I decided, (after breaking my leg in the August and spending all day everyday at home getting depressed) that I wasnt where I wanted to be in my life. I split with my girlfriend of two years which came as a big surprise to her and broke her heart. and despite being really upset myself and doubting my decision on numerous occasions I reasoned that overall to avoid me hurting her in the long run she should be shot of me. I stand by that decision. I did not wish to marry her and although that was the only difference (she still loves me and I her) it meant that I was being stuck in a relationship where I didnt feel comfortable. this would have led to me doing increasingly horrible things to distract myself so to be fair to her I ended it there and then.
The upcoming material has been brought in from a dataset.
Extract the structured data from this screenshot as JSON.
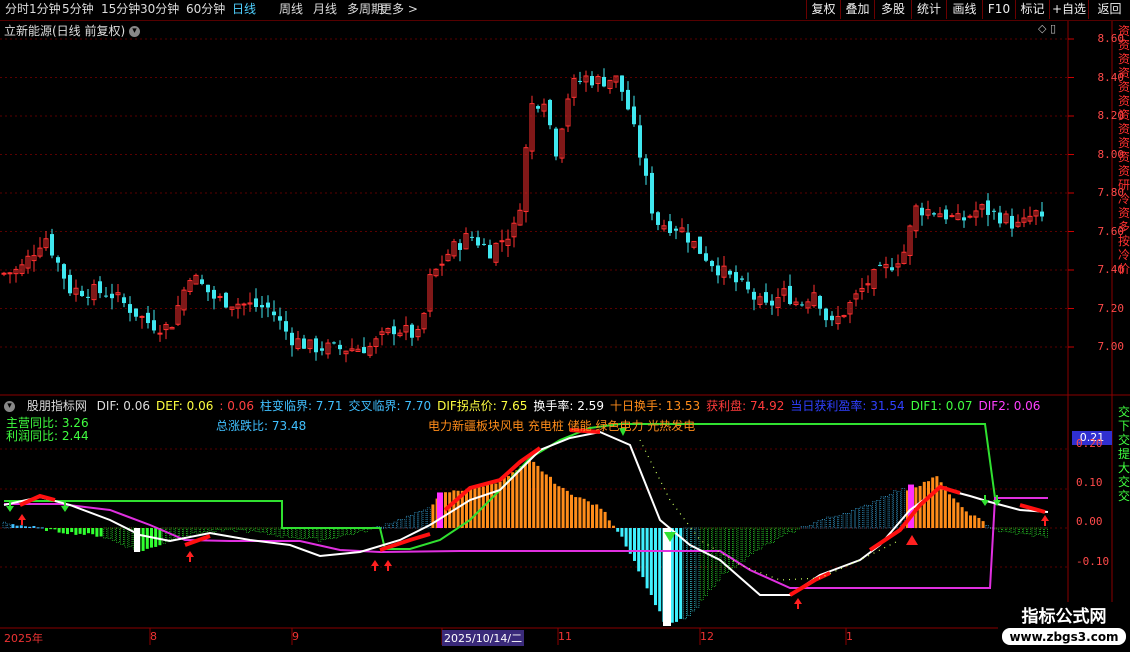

I still maintain it wwas the right decision. and as for the point about making the decision right for you afterwards? im still working on that. my depression spiralled and has gotten very much worse, with thanks to a very unhelpful relationship in the middle. I have my good days. I have a lot of days I dont even want to move. I havent missed a days work through this yet (despite sometimes not being here mentally even if I am physically) and I have begun to write poetry which is a totally new thing for me.
Thanks you for this question. I wouldnt normally comment on this kind of thing. indeed I dont even read the blog, I was linked here through a friend on google+
Thanks so much for stopping by. It sounds like you stand by your decision! On the other hand depression is there, maybe not related to that decision, but depression clouds our view of everything. I am glad to hear about your poetry. I am putting together a ebook about writing to heal and am interviewing folks. Here's the questions:
1. When did you start writing and why?
2. How did it help you? (Be as specific as possible.)
3. What kind of writing do you do?
4. Have you let people read it? Why or why not?
5. (Optional) Would you like to share a short excerpt? (<100 words)
If you are interested, send answers to firstname.lastname@example.org